In advance of Reginald Dwayne Betts's appearance at Warren Wilson College, where he'll deliver the commencement address this Saturday, he joins Alli Marshall of Mountain Xpress to discuss the factors that led to his discovery of poetry while in prison. Betts is a graduate of Warren Wilson College's low-residency MFA program, completing his degree in 2010. Incarcerated at 16, with a year in solitary confinement, Betts tells Marshall that it was Dudley Randall's anthology The Black Poets that inspired him—"that’s the book that changed my life," he reflects. Marshall picks up with a little further context soon after:
Not only did he succeed as a writer, publishing the poetry collections Bastards of the Reagan Era and Shahid Reads His Own Palm as well as A Question of Freedom: A Memoir of Learning, Survival, and Coming of Age in Prison and The Circumference of a Prison: Youth, Race, and the Failures of the American Justice System; Betts also went on to earn his law degree.
Though he was released more than a decade ago, prison makes its way into Betts’ poetry, both as a place and a metaphor for a mental state.

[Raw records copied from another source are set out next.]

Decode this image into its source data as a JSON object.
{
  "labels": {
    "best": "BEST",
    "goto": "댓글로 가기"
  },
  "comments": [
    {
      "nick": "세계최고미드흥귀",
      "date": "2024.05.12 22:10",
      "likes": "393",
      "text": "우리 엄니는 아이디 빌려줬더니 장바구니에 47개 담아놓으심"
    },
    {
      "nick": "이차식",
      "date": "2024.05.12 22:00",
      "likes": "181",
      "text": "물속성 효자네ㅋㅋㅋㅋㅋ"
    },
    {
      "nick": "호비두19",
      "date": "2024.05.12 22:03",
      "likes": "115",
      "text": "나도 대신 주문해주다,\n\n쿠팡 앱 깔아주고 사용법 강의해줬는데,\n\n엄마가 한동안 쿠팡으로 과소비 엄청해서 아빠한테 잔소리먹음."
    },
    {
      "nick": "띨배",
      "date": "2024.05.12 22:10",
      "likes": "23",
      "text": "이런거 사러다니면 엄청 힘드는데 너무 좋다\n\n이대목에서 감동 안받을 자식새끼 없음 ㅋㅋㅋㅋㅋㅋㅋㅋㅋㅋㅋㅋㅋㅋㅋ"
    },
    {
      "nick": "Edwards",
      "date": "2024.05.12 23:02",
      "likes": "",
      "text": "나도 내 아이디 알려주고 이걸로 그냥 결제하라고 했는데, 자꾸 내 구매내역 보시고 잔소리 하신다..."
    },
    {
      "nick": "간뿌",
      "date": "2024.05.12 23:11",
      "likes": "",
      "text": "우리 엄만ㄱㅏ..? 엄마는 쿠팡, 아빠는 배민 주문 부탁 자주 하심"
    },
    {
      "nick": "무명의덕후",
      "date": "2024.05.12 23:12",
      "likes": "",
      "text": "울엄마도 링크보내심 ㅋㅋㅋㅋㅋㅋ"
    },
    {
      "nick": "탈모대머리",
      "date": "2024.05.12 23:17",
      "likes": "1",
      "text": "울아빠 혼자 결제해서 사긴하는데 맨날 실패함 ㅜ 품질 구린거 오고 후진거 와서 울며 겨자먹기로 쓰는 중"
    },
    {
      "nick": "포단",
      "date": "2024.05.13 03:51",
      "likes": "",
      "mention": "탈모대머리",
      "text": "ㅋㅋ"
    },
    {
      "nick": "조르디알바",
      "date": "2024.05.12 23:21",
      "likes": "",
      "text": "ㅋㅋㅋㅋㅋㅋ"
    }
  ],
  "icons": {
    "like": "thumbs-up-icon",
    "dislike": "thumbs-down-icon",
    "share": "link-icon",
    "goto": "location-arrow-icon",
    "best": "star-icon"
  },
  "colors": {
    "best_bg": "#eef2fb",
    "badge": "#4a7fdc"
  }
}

In his poem “What We Know of Horses,” incarceration recurs throughout the six-part study of the ravages of heroin on bodies, minds and communities. “Sometimes his cuffs / are on my wrists & I embrace / the way they cut, as if I am the one / domesticated, a broken horse,” he writes.
But Betts maintains that he doesn’t really know what it means to be an at-risk youth. “We look at what’s going on in the news, we look at what’s going on with DACA, when you think about mass incarceration, when you think about the failing infrastructure of the United States, when you think about the struggle in public schools, in very real ways, we’re all at risk,” he says.
Read more at Mountain Xpress.